Which of the above are mentioned in these verses?
John 6:40, 44

John 11:24

2Timothy 3:1

Hebrews 1:2

Hebrews 9:26

1Peter 1:5

1Peter 1:20

1Peter 4:7

2Peter 3:3

Jude 18


3. ‘many antichrists have come’ – 2:18, 19
John understands that the ‘antichrist’ is present in the ‘many antichrists’ that had already come at the time that he was writing. He tells us about these people in verse 19:

They used to associate and identify with the fellowship of people who believed in Jesus Christ – ‘us’. But they have since left the company of believers – ‘they went out from us’. John sees that as clear proof that they had never really belonged, because if they did belong they would have stayed. The fact that they left exposes their unbelief.

The fact that they have turned their backs on Jesus Christ and his people means that there is in these people something of the nature of the ‘antichrist’. But that is not the only thing that makes John call them ‘antichrist’.

4. ‘The liar ... the antichrist’ – 2:22
In verse 22 John identifies anyone who denies that Jesus is the Christ, anyone who denies the Son and the Father, is both ‘the liar’ and ‘the antichrist’, and no such person ‘has the Father’ or the Son. In calling such a person ‘the liar’ John is connecting that person to Satan. In his gospel, John reported Jesus saying about Satan: ‘there is no truth in him. When he lies, he speaks his native language, for he is a liar and the father of lies’ (John 8:44). And as a ‘liar’ he has led ‘the whole world astray’ – which was what people in the church, who had now left the church, had been trying to do to the believers (see verse 26).

Regardless of who or what the ‘antichrist’ might be, John is here identifying the false teachers, and the people who had left the church having believed their teaching, as ‘the liar’ and ‘the antichrist’. They have been doing Satan’s work for him – corrupting the truth, attempting to deceive people with their erroneous perceptions of Jesus Christ. They have taught and acted against the real Christ, and they have also promoted an alternate Christ.

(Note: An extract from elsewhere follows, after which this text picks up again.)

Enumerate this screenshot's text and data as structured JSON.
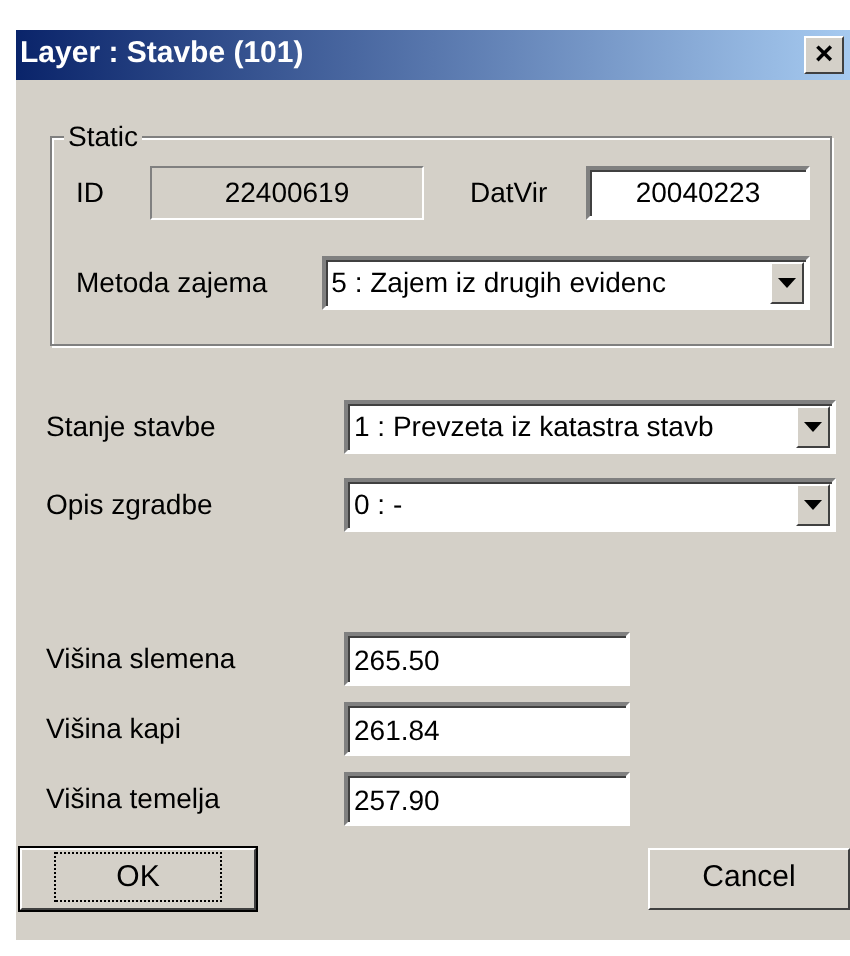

The word ‘antichrist’ is antichristos. When we see the prefix ‘anti’ our minds usually think ‘against’. We almost automatically think of ‘the antichrist’ as an end-time person who actively opposes Jesus Christ, actively setting himself against Jesus Christ. And that is certainly true.

But while ‘anti’ does mean ‘against’ it can also mean ‘in the place of’, inferring the concept of being ‘instead of’ or ‘alternate’ or ‘opposite to’ - ‘a Jesus other than the Jesus we preached’ (2Corinthians 11:4) or ‘a different gospel’ (Galatians 1:8).

Ultimately, any ‘christ’ figure, who sets himself up, or is promoted, instead of, or ‘opposite to’ Christ is also against the real Christ. (John’s only reference to that end-time individual figure who sets himself up against Christ is his reference to ‘the spirit of the antichrist’ in 4:3.).

So John readily identifies as ‘the antichrist’ these people who have denied Jesus. They had come into the church and were preaching an alternate ‘Christ’ – a ‘Christ’ who was less than the real Christ.

It was the presence of these people and their teaching that necessitated John’s letters. Their presence and their teaching was the reason he has been making all of those distinctions between true and false believers that we have seen already. Their denial of the real Jesus, and their promotion of an alternate Jesus, was the reason he stated his strong affirmations in 1:1 – 3 of the apostles as eye-witnesses of the real incarnation of the Son.